Gender and its relevance to economic performance
AbstractA number of researches reveal a difference in economic behavior between women and men, which may affect macroeconomic outcomes. Such gender differences can be found in decisions on consumption, savings, investment, or risk-taking. The implications are connected to economic performance: improving the status of women and reducing gender inequality may contribute to higher growth rate and greater macroeconomic stability. Importance of genderaware research is well reflected in the efforts by the UN, OECD and the EU to highlight the unfavorable economic consequences of unequal opportunities for women and men in the labor market, particularly. The results of analysis of gender issues are closely connected to macroeconomic policy, which should take into account the benefits of measures reducing gender inequalities. Hungary also needs to take steps to diminish the traditional male-dominant attitudes in order to boost birth rates and to avoid long-term economic stagnation.

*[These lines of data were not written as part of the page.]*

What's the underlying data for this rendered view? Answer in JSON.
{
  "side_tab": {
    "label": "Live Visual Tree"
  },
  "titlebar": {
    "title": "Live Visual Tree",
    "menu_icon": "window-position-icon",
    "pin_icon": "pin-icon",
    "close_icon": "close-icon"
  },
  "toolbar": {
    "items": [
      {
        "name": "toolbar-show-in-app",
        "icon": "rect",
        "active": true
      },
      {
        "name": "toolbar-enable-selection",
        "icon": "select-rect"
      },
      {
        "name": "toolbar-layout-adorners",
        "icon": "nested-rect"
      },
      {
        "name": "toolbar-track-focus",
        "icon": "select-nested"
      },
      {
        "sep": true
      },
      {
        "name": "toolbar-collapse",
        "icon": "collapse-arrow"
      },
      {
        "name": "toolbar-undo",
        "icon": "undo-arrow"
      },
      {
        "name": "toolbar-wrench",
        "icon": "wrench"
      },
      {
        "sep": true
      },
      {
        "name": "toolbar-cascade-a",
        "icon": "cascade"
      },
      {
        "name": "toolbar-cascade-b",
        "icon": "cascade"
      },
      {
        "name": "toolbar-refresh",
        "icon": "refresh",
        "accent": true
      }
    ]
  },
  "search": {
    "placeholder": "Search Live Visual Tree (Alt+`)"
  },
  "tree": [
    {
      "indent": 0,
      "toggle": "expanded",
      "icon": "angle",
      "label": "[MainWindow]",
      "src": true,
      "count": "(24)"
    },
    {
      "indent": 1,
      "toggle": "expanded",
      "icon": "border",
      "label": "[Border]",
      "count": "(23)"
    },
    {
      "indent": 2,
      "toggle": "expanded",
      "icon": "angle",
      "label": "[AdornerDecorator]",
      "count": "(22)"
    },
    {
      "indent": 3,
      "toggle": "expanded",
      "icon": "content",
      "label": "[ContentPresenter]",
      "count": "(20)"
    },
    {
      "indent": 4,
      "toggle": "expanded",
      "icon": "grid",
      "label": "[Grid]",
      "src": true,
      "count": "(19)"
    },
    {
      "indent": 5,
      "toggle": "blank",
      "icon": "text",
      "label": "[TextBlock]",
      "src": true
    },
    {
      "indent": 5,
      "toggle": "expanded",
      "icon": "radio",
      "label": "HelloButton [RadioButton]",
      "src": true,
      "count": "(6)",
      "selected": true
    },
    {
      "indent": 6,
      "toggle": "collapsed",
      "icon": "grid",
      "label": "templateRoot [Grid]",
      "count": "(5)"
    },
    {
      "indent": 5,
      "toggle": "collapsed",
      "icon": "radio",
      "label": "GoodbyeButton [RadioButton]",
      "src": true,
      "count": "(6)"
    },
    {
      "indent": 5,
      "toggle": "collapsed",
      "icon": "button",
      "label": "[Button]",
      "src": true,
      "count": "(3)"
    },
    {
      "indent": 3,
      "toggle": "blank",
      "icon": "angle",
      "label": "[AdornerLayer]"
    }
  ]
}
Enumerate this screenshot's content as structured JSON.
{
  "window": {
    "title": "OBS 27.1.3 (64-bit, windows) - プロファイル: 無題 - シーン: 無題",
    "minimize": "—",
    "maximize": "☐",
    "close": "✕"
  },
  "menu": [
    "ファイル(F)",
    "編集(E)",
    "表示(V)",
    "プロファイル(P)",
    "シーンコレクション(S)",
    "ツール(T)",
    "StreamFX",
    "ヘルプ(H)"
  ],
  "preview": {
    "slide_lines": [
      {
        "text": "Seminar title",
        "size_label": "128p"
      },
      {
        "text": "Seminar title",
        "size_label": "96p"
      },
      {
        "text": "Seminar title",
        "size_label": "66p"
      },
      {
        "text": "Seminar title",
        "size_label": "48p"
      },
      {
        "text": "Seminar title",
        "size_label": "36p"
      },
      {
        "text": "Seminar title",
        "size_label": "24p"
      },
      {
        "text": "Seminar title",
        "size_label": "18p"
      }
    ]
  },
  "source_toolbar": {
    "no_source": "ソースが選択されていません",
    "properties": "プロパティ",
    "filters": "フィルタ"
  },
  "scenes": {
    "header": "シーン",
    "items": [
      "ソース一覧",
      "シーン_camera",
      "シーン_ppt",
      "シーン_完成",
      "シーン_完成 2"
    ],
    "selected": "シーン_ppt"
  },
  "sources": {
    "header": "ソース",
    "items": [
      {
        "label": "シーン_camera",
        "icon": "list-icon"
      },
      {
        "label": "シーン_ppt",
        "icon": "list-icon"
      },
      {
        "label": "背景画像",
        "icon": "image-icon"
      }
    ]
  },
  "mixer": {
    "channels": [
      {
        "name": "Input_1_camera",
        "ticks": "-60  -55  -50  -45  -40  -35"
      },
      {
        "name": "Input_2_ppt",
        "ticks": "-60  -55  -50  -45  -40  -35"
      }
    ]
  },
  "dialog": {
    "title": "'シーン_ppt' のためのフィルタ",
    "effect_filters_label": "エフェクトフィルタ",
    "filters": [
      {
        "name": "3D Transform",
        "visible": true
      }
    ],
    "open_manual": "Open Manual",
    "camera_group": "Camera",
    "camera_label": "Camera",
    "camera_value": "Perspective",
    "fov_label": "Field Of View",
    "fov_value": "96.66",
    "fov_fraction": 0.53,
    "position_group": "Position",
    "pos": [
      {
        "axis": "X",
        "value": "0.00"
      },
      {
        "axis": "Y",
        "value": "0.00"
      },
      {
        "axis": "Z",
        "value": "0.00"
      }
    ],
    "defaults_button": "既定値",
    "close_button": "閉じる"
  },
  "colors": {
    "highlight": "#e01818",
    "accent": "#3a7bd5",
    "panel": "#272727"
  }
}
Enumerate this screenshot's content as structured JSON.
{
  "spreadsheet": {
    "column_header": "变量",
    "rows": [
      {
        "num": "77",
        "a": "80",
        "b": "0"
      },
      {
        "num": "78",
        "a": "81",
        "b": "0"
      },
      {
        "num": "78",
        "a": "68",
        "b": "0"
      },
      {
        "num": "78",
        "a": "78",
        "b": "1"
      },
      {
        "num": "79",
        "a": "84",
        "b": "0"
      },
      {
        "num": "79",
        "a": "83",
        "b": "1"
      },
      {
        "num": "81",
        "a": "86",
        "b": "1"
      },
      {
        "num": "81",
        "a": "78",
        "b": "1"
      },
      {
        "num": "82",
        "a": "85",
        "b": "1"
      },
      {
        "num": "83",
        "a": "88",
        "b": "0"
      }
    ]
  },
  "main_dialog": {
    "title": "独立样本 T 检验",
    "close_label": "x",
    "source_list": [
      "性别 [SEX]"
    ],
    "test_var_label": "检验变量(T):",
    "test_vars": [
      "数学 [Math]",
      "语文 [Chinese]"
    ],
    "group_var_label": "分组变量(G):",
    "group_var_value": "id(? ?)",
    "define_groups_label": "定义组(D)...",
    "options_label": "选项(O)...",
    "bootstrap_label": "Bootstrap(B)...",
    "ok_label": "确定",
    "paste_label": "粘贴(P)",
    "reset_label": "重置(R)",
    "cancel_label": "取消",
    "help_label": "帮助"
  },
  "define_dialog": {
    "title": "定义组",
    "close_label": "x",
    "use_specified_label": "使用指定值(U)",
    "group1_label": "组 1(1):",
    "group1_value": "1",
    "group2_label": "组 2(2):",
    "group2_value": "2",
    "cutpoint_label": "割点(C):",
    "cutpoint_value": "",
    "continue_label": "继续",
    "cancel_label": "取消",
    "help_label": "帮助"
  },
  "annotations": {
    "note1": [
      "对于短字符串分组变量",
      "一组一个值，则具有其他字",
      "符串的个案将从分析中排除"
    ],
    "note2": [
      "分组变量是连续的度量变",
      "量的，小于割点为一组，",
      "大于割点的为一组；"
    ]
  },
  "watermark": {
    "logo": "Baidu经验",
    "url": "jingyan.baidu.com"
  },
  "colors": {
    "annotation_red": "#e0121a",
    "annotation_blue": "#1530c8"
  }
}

Download InfoIf you experience problems downloading a file, check if you have the proper application to view it first. In case of further problems read the IDEAS help page. Note that these files are not on the IDEAS site. Please be patient as the files may be large.
This chapter was published in: György Kadocsa (ed.) , , pages 217-224, 2010.
This item is provided by Óbuda University, Keleti Faculty of Business and Management in its series Proceedings-8th International Conference on Mangement,Enterprise and Benchmarking (MEB 2010) with number 217-224.
economic behavior; economic growth; gender;
You can help add them by filling out this form.
CitEc Project, subscribe to its RSS feed for this item.
- Kornélia Lazányi, 2014. "An Employer of My Liking," Volume of Management, Enterprise and Benchmarking in the 21st century, Óbuda University, Keleti Faculty of Business and Management.
For technical questions regarding this item, or to correct its authors, title, abstract, bibliographic or download information, contact: (Alexandra Vécsey).
If you have authored this item and are not yet registered with RePEc, we encourage you to do it here. This allows to link your profile to this item. It also allows you to accept potential citations to this item that we are uncertain about.
If references are entirely missing, you can add them using this form.
If the full references list an item that is present in RePEc, but the system did not link to it, you can help with this form.
If you know of missing items citing this one, you can help us creating those links by adding the relevant references in the same way as above, for each refering item. If you are a registered author of this item, you may also want to check the "citations" tab in your profile, as there may be some citations waiting for confirmation.
Please note that corrections may take a couple of weeks to filter through the various RePEc services.